#### Task
What you return must be the lines of the data that hold the word "United".

#### Stored data
--*--

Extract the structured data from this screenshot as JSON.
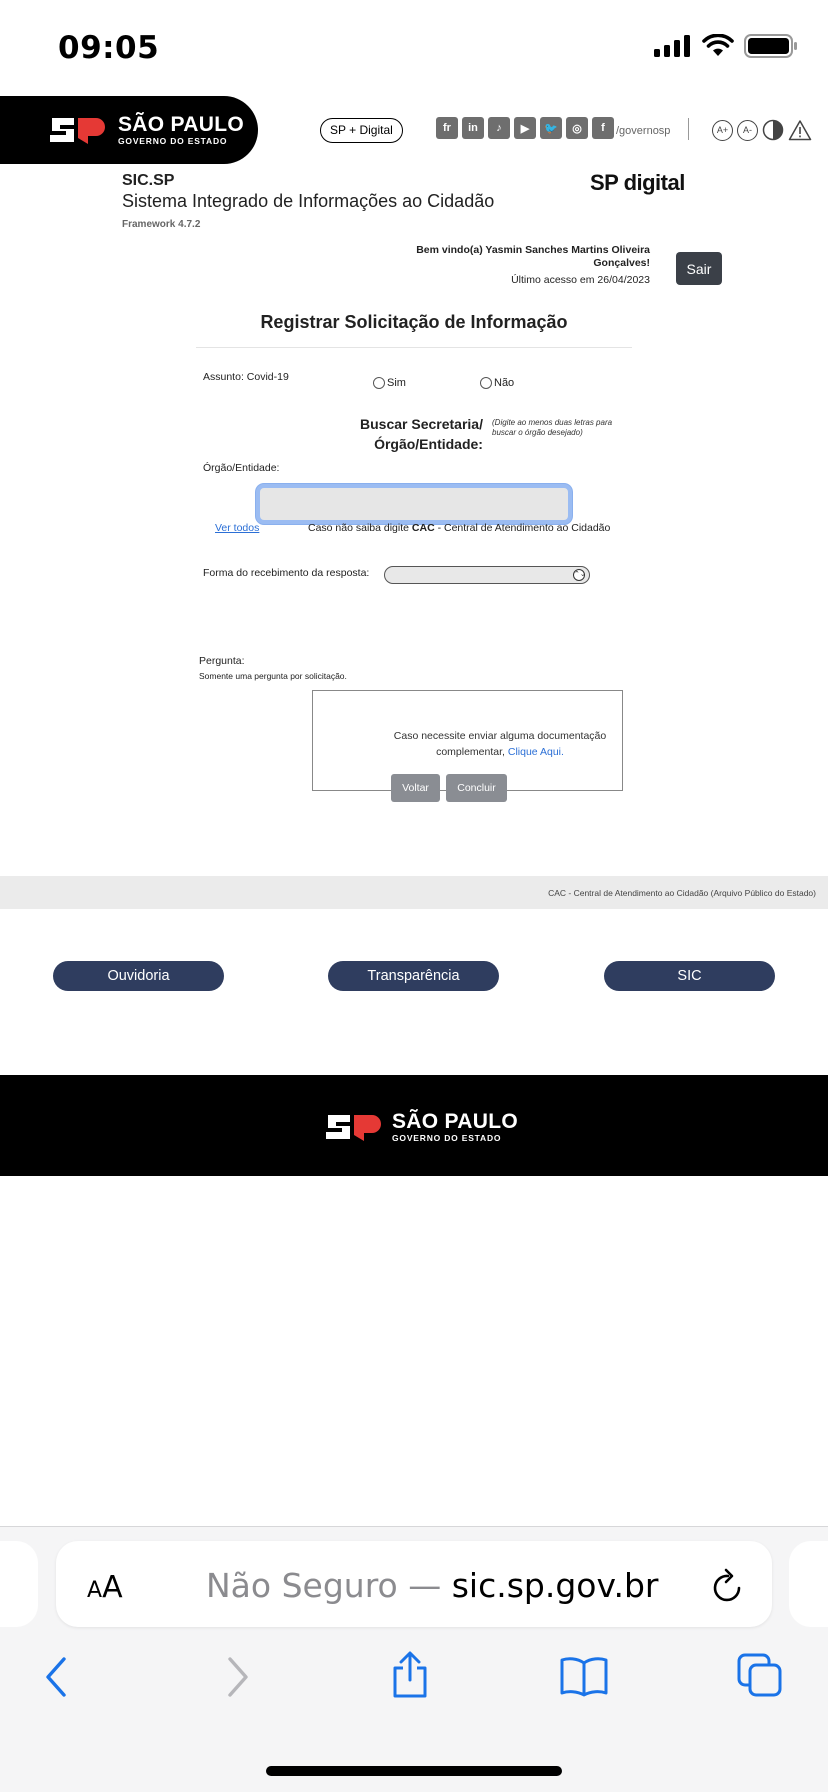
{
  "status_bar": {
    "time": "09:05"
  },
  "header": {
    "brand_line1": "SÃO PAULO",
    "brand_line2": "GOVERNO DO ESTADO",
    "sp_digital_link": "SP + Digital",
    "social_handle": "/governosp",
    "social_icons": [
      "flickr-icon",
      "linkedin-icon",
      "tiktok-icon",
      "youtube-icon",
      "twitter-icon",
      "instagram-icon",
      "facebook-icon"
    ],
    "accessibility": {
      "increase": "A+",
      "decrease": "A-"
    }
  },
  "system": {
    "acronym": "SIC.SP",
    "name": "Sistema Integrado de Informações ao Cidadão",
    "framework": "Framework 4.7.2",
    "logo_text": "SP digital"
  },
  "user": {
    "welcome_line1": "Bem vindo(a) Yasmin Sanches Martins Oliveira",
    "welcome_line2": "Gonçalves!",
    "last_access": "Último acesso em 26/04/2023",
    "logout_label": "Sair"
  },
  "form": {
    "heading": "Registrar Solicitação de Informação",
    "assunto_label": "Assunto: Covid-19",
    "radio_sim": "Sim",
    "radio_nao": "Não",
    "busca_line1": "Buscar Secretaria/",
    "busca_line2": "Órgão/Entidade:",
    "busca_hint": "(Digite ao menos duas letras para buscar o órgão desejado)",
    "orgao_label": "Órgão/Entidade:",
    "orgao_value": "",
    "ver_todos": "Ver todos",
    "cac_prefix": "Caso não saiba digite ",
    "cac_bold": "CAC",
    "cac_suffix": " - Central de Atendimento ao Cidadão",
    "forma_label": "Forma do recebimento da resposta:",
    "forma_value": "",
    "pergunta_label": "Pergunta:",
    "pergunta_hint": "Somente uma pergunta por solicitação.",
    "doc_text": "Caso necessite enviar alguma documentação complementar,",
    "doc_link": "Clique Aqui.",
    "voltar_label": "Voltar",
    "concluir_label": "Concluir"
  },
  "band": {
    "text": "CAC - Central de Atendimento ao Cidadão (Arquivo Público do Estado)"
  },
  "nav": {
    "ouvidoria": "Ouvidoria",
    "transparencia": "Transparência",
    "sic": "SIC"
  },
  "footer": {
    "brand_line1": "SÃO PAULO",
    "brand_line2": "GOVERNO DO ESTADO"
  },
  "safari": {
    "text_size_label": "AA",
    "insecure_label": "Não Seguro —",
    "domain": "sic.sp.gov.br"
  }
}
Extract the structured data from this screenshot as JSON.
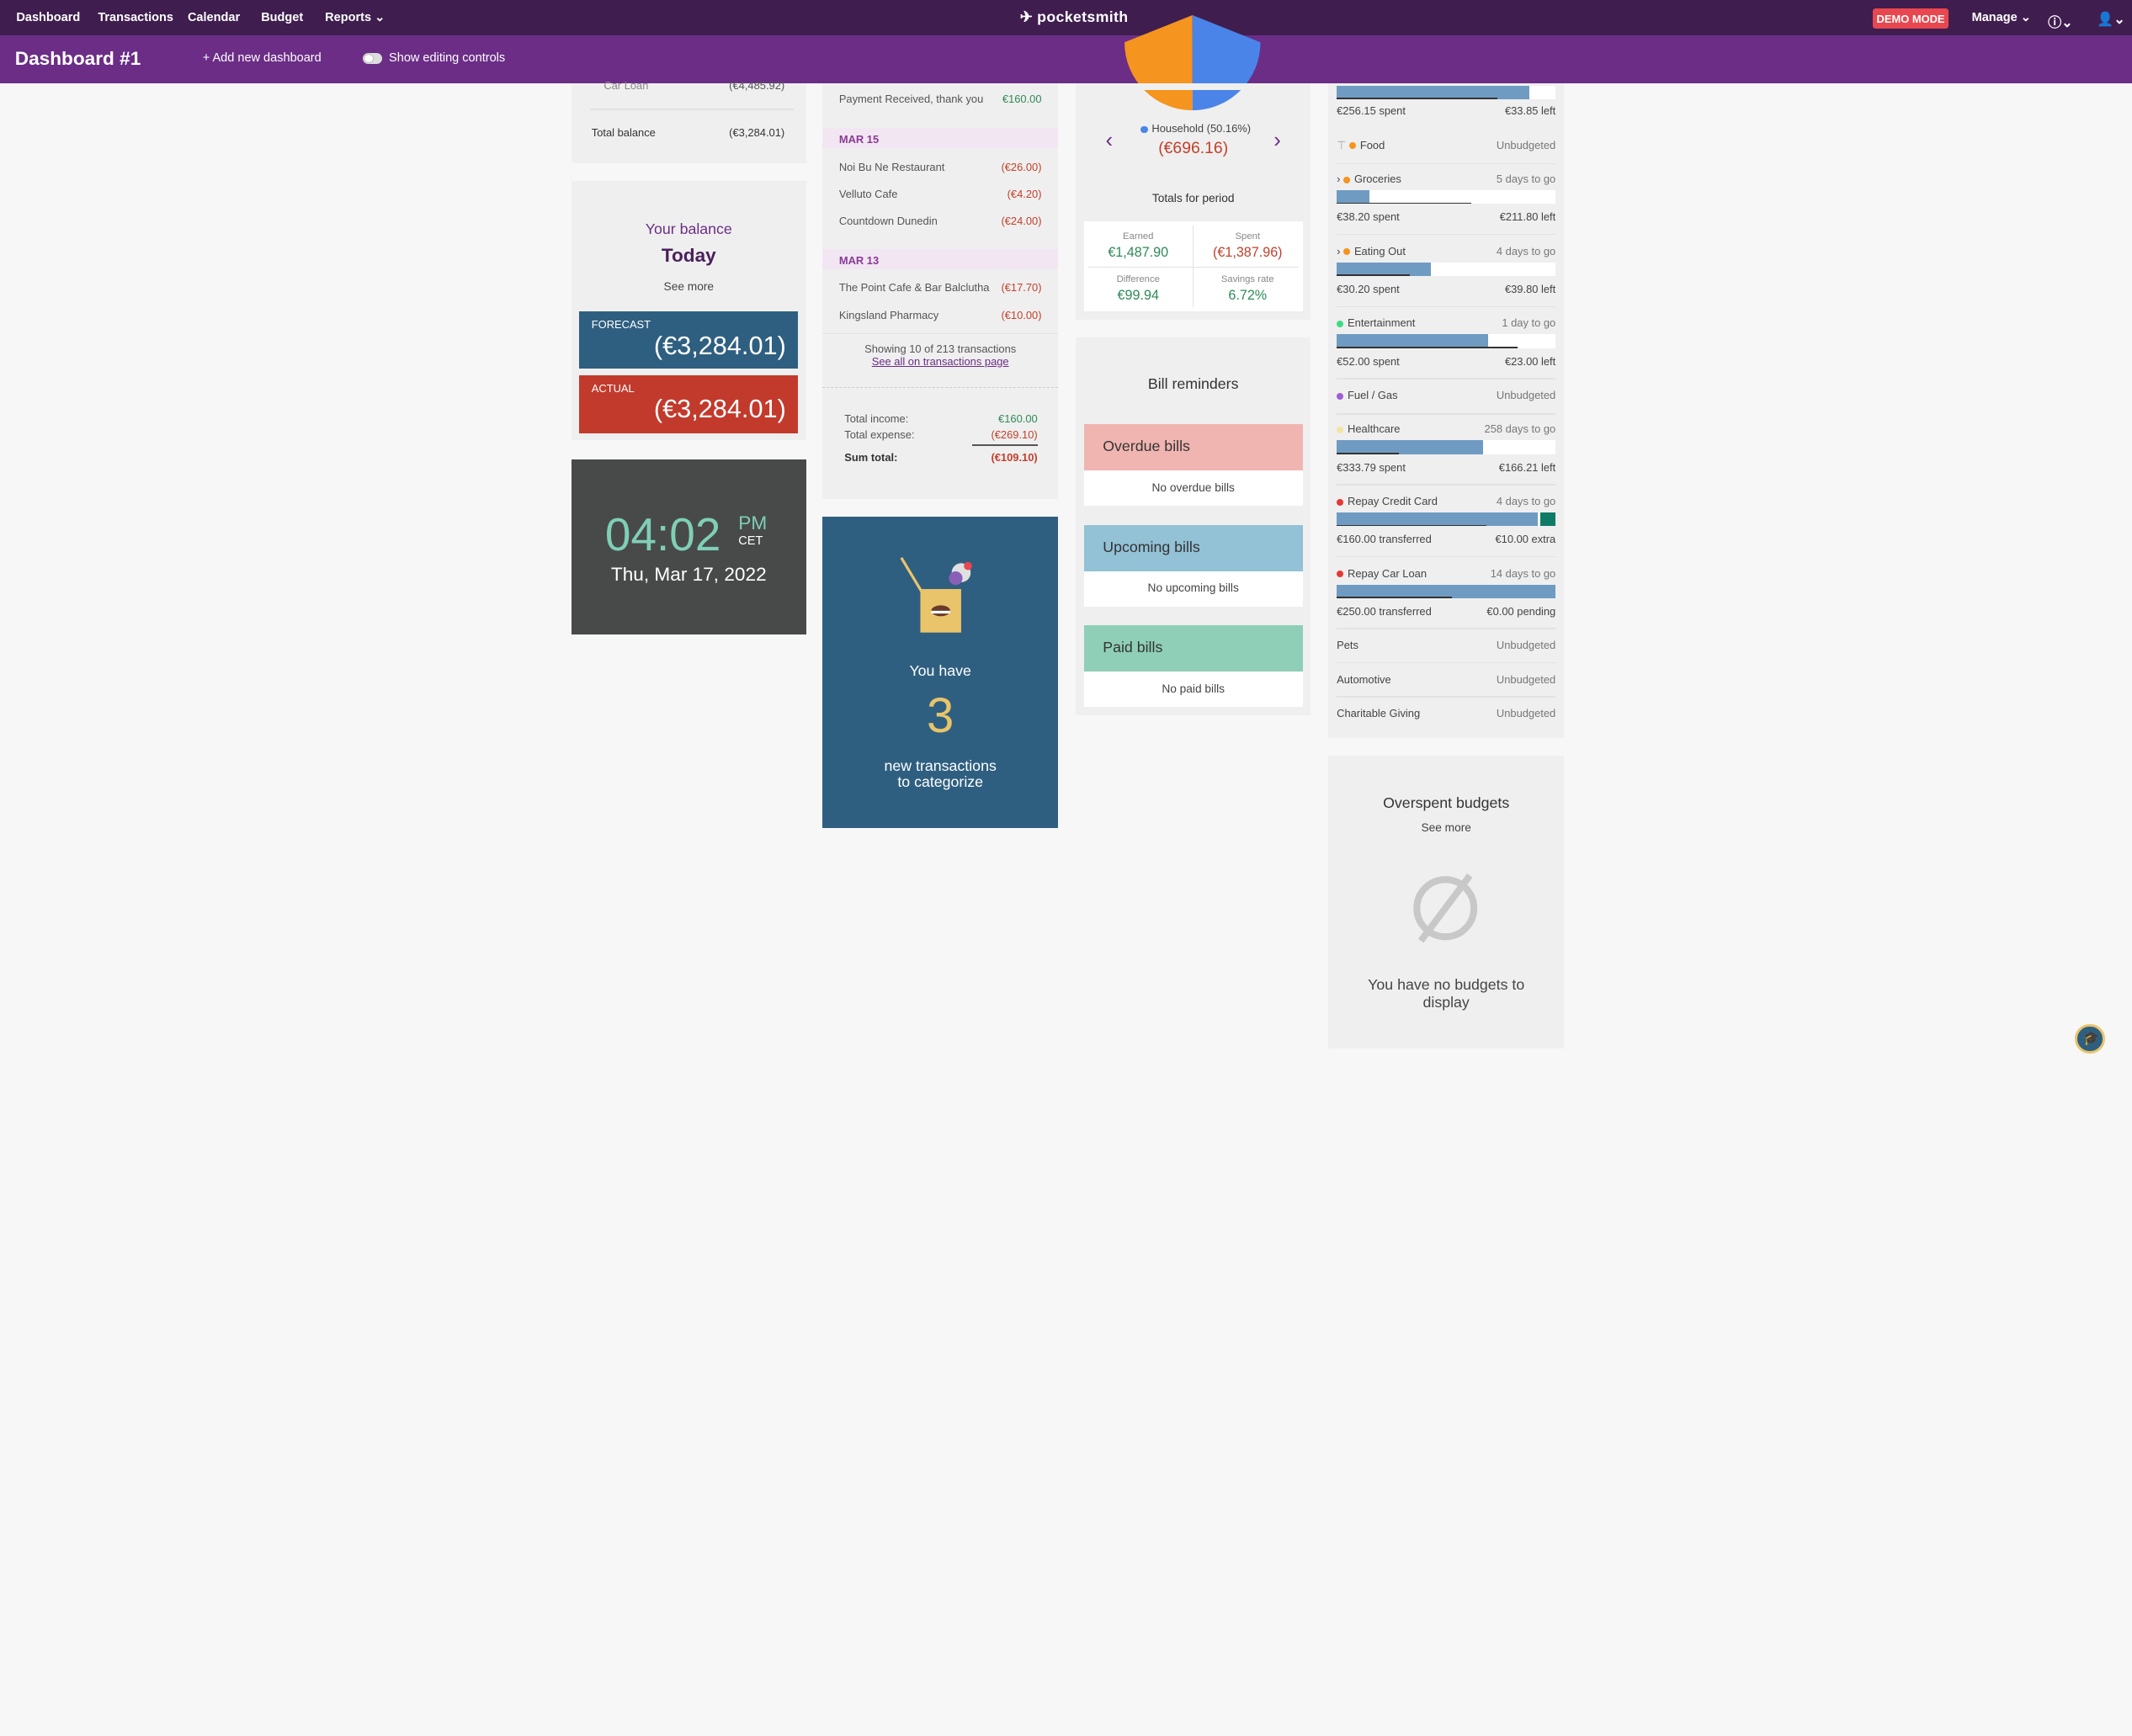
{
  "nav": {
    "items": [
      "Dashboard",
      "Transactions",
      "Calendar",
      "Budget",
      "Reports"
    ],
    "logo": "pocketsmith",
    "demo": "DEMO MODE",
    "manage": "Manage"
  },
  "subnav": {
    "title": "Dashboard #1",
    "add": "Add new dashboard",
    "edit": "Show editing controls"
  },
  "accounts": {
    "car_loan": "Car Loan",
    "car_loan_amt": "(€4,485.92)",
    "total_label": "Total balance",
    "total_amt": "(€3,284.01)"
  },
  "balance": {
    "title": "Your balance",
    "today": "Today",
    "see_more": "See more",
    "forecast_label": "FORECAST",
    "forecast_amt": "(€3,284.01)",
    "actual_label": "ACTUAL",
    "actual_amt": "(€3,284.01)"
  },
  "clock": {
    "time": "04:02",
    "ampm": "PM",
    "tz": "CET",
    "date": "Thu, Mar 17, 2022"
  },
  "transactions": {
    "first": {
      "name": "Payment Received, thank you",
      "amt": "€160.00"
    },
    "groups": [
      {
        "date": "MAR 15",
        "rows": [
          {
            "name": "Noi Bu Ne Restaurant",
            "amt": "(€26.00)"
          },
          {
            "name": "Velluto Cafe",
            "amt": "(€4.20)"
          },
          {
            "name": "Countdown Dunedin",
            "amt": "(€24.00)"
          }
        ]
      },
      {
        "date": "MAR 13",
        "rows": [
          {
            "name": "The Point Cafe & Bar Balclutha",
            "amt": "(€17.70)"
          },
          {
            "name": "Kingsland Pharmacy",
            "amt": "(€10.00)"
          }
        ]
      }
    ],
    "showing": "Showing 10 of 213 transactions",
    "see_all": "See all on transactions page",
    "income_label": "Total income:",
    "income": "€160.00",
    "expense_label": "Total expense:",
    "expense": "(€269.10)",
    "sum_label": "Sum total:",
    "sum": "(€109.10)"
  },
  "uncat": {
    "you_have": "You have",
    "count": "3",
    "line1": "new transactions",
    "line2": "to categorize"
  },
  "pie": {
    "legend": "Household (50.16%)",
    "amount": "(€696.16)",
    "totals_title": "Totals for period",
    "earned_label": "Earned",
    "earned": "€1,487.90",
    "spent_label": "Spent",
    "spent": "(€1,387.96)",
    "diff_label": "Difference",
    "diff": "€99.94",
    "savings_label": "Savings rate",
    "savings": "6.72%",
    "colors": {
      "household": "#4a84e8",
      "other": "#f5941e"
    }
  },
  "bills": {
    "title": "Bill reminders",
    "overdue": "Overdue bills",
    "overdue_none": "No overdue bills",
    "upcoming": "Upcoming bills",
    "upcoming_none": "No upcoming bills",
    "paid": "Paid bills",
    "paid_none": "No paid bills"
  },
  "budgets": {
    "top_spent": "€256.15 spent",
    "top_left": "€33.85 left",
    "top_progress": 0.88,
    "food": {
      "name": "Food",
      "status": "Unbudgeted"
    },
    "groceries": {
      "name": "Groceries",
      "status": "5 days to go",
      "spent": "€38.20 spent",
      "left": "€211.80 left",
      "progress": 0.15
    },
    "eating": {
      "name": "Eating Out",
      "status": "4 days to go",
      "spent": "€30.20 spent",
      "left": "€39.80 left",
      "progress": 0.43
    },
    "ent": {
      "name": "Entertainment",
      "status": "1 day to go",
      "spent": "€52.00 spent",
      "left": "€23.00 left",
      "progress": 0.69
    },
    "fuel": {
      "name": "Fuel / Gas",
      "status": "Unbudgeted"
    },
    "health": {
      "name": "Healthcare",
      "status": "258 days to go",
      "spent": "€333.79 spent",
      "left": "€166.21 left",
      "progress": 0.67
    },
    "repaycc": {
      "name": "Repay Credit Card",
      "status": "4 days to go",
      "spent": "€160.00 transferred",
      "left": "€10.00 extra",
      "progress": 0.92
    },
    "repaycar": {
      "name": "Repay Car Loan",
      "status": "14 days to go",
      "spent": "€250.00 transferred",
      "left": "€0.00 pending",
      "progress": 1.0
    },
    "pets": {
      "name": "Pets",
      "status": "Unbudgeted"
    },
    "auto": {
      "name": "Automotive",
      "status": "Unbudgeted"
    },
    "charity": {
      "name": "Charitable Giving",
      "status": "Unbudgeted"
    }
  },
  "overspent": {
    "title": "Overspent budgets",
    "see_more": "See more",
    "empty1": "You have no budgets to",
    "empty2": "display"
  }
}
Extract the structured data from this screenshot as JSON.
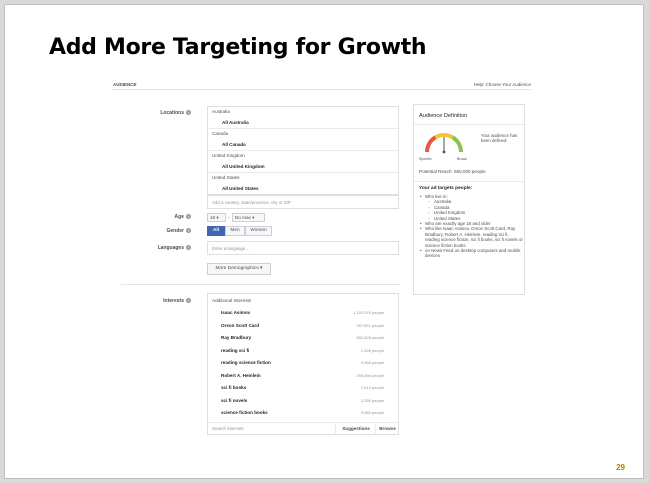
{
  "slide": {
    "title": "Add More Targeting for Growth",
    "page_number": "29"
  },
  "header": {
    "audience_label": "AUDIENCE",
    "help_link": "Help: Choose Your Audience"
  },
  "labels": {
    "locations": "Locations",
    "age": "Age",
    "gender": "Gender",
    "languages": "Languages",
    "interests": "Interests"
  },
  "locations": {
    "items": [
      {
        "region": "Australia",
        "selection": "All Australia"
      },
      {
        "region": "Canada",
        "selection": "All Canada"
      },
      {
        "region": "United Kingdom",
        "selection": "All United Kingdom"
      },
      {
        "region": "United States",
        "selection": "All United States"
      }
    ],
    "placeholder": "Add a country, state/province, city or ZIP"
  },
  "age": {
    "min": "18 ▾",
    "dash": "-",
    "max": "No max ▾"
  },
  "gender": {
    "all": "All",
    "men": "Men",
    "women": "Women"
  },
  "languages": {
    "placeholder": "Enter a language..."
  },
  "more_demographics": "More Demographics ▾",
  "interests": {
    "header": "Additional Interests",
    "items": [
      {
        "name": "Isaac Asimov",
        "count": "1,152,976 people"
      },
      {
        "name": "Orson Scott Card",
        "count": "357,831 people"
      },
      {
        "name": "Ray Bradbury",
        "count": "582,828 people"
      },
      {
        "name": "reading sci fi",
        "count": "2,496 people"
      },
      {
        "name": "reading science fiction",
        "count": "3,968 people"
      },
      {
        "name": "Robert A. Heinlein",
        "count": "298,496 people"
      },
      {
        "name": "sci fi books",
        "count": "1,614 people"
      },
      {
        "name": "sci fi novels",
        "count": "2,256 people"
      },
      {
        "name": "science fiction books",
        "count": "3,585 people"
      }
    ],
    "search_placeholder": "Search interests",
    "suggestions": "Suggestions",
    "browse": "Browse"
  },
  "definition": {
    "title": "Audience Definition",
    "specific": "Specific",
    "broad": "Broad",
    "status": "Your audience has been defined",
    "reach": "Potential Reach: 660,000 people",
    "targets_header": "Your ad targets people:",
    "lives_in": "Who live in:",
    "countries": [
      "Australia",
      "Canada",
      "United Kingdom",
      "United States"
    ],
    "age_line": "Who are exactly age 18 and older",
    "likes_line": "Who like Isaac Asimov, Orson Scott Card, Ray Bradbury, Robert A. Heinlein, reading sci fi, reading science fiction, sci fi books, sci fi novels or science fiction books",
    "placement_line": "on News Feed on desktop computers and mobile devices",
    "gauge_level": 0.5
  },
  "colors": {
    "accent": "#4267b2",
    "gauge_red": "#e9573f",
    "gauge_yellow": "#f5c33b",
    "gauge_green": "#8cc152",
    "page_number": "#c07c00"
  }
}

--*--

#### Response
        "region": "United Kingdom",
        "selection": "All United Kingdom"
        "region": "United States",
        "selection": "All United States"
      "United Kingdom",
      "United States"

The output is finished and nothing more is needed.